- Alternate History: Speculative fiction where the entire central idea is an anachronistic departure from our main timeline.
- Artistic License – Paleontology: The biological version of this trope.
- Cosmetically Advanced Prequel
- Low Culture, High Tech: Low tech culture using far advanced technologies it doesn't understand.
- Font Anachronism: When creators use fonts in their works that weren't even invented yet.
- Future Imperfect
- Purely Aesthetic Era: When the blatant anachronisms are the joke. (There are other contexts Purely Aesthetic Era shows up in, but the most common is comedies using Schizo Tech (or other blatant anachronisms) for a laugh.)
- Present Day Past
- Politically Correct History
- Reality Is Unrealistic: The producers get the period right, but are criticized because it's not what the audience was expecting.
- Schizo Tech: The mix of technologies purposefully makes very little sense.
- Steam Never Dies
- Weird Historical War: When real historical wars' depiction in stories use advanced technology that comes much later than they should.
- Anime and Manga
- Comic Books
- Fan Fic
- Films Using Rule Of Funny
- Films With No Good Excuse
- Live-Action TV
- Tabletop Games
- Video Games
- Visual Novels
- Web Comics
- Web Original

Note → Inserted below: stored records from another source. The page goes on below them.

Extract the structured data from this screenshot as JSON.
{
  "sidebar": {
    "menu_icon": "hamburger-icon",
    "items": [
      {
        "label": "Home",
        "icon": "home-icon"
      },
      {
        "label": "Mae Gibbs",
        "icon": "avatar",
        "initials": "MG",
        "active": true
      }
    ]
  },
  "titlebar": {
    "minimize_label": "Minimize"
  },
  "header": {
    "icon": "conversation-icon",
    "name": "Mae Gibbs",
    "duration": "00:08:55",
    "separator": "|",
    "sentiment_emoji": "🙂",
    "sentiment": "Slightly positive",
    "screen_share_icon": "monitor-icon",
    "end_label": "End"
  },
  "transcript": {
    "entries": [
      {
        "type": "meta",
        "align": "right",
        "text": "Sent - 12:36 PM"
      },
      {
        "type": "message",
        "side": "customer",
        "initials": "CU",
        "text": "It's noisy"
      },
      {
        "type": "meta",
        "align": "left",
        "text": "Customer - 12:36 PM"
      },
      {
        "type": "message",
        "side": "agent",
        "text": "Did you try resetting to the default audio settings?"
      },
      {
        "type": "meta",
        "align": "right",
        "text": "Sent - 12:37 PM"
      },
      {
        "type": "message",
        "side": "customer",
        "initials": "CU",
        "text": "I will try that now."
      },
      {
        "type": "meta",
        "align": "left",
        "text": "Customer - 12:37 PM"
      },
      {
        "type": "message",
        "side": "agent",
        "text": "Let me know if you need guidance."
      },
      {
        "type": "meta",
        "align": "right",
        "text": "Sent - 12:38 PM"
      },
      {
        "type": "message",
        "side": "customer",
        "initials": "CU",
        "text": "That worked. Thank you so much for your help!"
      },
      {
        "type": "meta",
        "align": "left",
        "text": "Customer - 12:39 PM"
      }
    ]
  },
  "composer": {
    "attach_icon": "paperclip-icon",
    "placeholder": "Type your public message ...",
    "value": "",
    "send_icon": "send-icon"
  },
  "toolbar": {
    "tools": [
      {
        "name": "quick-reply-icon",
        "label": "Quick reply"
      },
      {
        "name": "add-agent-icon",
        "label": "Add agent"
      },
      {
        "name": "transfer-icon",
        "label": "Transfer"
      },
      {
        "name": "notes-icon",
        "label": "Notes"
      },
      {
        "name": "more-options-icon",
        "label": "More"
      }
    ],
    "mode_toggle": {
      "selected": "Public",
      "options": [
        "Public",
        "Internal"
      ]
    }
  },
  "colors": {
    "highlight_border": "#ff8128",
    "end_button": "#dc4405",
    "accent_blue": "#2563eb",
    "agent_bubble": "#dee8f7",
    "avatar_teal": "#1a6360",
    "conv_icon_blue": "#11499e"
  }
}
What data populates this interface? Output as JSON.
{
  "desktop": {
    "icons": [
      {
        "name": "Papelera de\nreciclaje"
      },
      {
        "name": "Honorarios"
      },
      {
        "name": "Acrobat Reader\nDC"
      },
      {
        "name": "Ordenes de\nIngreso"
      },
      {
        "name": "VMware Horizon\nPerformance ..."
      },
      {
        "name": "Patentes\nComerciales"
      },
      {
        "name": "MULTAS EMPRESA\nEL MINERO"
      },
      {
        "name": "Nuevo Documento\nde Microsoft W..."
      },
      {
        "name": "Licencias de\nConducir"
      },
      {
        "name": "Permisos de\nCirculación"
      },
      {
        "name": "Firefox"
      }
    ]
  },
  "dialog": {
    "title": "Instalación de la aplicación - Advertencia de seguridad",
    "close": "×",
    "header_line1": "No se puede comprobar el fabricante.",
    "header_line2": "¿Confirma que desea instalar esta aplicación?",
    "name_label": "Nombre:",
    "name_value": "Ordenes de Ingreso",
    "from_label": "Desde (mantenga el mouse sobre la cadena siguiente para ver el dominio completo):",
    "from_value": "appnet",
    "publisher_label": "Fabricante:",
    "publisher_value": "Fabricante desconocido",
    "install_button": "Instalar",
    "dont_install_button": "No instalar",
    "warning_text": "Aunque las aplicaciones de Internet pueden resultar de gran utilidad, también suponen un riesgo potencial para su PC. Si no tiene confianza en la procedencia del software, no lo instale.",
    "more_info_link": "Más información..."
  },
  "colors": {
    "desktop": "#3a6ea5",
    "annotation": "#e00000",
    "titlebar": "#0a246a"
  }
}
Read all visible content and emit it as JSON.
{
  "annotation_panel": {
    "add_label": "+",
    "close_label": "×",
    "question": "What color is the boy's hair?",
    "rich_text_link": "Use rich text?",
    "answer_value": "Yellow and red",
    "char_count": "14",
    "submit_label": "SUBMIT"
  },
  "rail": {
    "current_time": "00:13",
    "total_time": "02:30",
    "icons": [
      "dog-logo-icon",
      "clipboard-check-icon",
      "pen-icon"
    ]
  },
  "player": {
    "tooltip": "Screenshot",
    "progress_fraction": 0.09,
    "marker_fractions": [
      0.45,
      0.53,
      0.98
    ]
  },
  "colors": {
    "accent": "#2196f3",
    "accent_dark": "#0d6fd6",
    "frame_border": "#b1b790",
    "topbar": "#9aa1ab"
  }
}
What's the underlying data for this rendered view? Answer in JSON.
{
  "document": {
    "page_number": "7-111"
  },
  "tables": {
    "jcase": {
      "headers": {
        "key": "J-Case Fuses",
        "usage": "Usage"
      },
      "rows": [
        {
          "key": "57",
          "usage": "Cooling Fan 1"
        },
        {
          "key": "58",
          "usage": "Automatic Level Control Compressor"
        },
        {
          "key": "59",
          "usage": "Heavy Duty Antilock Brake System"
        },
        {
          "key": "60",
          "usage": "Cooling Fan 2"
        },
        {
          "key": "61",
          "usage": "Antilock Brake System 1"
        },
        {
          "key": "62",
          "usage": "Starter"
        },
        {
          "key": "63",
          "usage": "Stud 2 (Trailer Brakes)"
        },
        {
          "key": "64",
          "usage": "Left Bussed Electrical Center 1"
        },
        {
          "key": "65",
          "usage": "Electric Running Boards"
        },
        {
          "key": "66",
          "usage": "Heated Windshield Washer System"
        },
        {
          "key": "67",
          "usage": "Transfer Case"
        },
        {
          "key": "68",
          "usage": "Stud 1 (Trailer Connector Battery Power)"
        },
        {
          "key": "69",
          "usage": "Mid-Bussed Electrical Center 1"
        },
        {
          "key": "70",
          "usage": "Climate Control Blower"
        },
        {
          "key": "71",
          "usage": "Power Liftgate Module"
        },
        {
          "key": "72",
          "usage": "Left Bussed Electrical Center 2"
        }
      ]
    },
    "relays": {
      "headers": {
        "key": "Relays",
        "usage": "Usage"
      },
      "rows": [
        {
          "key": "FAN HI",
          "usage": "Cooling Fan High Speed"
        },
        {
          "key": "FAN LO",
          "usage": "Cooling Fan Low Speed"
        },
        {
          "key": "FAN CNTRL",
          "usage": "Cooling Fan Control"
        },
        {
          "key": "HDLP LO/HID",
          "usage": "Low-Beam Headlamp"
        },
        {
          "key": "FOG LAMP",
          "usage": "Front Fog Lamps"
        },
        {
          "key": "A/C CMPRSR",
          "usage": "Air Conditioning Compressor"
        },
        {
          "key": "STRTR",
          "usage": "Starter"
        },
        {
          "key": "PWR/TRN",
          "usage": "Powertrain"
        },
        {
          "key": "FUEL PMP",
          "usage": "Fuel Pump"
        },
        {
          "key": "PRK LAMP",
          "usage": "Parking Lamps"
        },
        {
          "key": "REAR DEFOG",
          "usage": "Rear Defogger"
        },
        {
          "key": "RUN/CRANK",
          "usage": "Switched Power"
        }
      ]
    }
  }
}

- Western Animation
- Real Life
- The "Marine" scene from The Apotheosis of Washington has the Roman goddess Venus emerging from the ocean as she did in the time of ancient Greece so she can complete her godly duties... to wire transatlantic telegram cables. Behind her and Neptune's mighty horsemen, you can see a smoke-stacked industrial factory.
- Much religious art from The Renaissance on. This had a solid Real World justification, though. Religious paintings, especially on the walls of churches were designed for the masses, and the goal was not to depict a scene exactly as it was, but to tell the story for everyone to understand. Through the use of contemporary clothing, armor, and styles, even the common people could instantly recognize "that's a soldier, that's a fisherman, that's a shepherd, that's a tax collector, that's a nobleman, that's a commoner" etc. instead of "WTF are those people in those silly clothes?"
- This got completely out of hand by the 18th and 19th centuries, when both Pontius Pilate and Herod were depicted in extravagant Persian-type robes.
- Historians can and do judge when forks reached different parts of Europe by looking for them in paintings of the Last Supper. Judging military equipment is a little trickier, as you can never quite predict when someone's depicting the cutting edge and when he's depicting a suitably "old-fashioned" type of armor, but that tends to be well-attested elsewhere.
- This astronaut on a cathedral built in 1102 is another example.
- An entire style of painting, the classical landscape, was dedicated to this. It incorporated classical, medieval, and contemporary architecture while showing biblical or historical characters.
- The Big Finish Doctor Who audio drama Invaders from Mars actually has some deliberate anachronisms, such as a character saying there was 49 states in 1938, when there was only 48, and someone repeatedly referencing the CIA when it wouldn't be founded until nine years later. This was due to the influence of "anti-time." Other mistakes, however, were less deliberate, like Orson Welles' The War of the Worlds broadcast being on October 31 instead of October 30.
- Medieval Madness plays the absurdity of medieval pinball for laughs throughout the game.
Rioting Peasant: "They've taken our pinball machines!"
- Inadvertently invoked by Eight Ball Champ, which mixes an Edwardian Era theme with computerized sound effects and a Machine Monotone voice.